The list of differentially expressed genes is sometimes so long that its interpretation becomes cumbersome and time consuming. A common downstream procedure is gene set testing. It aims to understand which pathways or gene networks the differentially expressed genes are implicated in.

Various ways exist to test for enrichment of biological pathways.

GSEA analysis

Gene Set Enrichment Analysis GSEA was tests whether a set of genes of interest, e.g. genes (Subramanian et al. 2005). The software is distributed by the Broad Institute and is freely available for use by academic and non-profit organisations.

In addition to the GSEA software the Broad also provide a number of very well curated gene sets for testing against your data - the Molecular Signatures Database (MSigDB). Unfortunately, these are collections of human genes, however, these lists have been translated to mouse equivalents by the Walter+Eliza Hall Institutes Bioinformatics service and made avaialble for download.

The analysis is performed by:

commentary on GSEA. The article describing the original software is available here.


The fgsea package (Sergushichev 2016) implements the same algorithm in R vignette “fast preranked gene set enrichment analysis (GSEA)”.

Loading required package: Rcpp

Create ranks

Rank all genes based on their fold change. We need to exclude genes for which we do not have Entrez IDs. Also, we should use the shrunk LFC values.
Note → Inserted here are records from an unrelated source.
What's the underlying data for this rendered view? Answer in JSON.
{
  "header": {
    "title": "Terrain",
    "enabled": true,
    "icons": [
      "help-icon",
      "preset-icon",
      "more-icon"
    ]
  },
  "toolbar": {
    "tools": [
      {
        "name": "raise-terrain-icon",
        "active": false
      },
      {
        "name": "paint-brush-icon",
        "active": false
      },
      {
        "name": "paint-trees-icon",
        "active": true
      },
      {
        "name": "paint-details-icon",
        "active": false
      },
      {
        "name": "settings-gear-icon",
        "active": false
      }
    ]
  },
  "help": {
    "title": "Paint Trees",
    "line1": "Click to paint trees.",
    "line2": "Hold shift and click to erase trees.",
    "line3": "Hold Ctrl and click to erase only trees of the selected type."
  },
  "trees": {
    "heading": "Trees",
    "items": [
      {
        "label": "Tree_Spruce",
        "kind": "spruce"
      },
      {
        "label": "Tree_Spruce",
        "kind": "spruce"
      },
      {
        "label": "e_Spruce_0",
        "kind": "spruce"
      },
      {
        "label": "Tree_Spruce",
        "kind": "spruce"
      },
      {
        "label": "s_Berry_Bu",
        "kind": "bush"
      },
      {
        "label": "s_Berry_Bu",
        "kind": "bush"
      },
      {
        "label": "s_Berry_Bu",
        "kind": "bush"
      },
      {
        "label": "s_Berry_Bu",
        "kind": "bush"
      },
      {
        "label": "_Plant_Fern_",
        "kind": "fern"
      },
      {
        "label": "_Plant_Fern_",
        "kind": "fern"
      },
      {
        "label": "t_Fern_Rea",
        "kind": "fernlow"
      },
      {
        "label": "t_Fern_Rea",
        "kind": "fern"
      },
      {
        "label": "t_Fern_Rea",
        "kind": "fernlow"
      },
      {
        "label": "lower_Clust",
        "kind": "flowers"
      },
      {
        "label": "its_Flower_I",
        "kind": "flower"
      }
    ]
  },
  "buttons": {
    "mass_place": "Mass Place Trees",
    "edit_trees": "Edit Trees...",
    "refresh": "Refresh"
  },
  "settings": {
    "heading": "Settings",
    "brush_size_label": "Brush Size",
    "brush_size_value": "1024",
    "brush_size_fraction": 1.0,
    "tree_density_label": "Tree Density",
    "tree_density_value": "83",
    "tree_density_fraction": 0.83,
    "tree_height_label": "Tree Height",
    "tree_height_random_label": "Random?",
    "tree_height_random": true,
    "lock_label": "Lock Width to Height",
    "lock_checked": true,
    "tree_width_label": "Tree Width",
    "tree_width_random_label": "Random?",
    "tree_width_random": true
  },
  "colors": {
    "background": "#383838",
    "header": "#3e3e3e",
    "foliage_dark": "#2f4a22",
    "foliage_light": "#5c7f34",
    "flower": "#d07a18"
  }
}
gseaDat <- filter(shrinkLvV, !
ranks <- gseaDat$logFC
names(ranks) <- gseaDat$Entrez
    497097      19888      20671      27395      18777      21399 
 0.5851914 -1.0498457 -0.5893634  0.4313540  0.6478714 -0.1110589 

Plot the ranked fold changes.

barplot(sort(ranks, decreasing = T))

Load pathways

pathwaysH <- Mm.H

Conduct analysis

fgseaRes <- fgsea(pathwaysH, ranks, minSize=15, maxSize = 500, nperm=1000)
There are ties in the preranked stats (0.05% of the list).
The order of those tied genes will be arbitrary, which may produce unexpected results.

The warning produced indicates that there are few genes that have the same fold change and so are ranked equally. fgsea with arbitrarily order determine which comes first in the ranked list. As long as this number is small it shouldn’t significantly effect the results. If the number is large something is suspicious about the fold change results.

Lets look at the top 10 results.

head(fgseaRes[order(padj, -abs(NES)), ], n=10)

Enrichment score plot

plotEnrichment(pathwaysH[["HALLMARK_ESTROGEN_RESPONSE_EARLY"]], ranks)

Remember to check the GSEA article for the complete explanation.

GSEA table plot

The function plotGseaTable allows us to plot a summary figue showing the results for multiple pathways.

topUp <- fgseaRes %>% 
    filter(ES > 0) %>% 
    top_n(10, wt=-padj)
topDown <- fgseaRes %>% 
    filter(ES < 0) %>% 
    top_n(10, wt=-padj)
topPathways <- bind_rows(topUp, topDown) %>% 
              gseaParam = 0.5)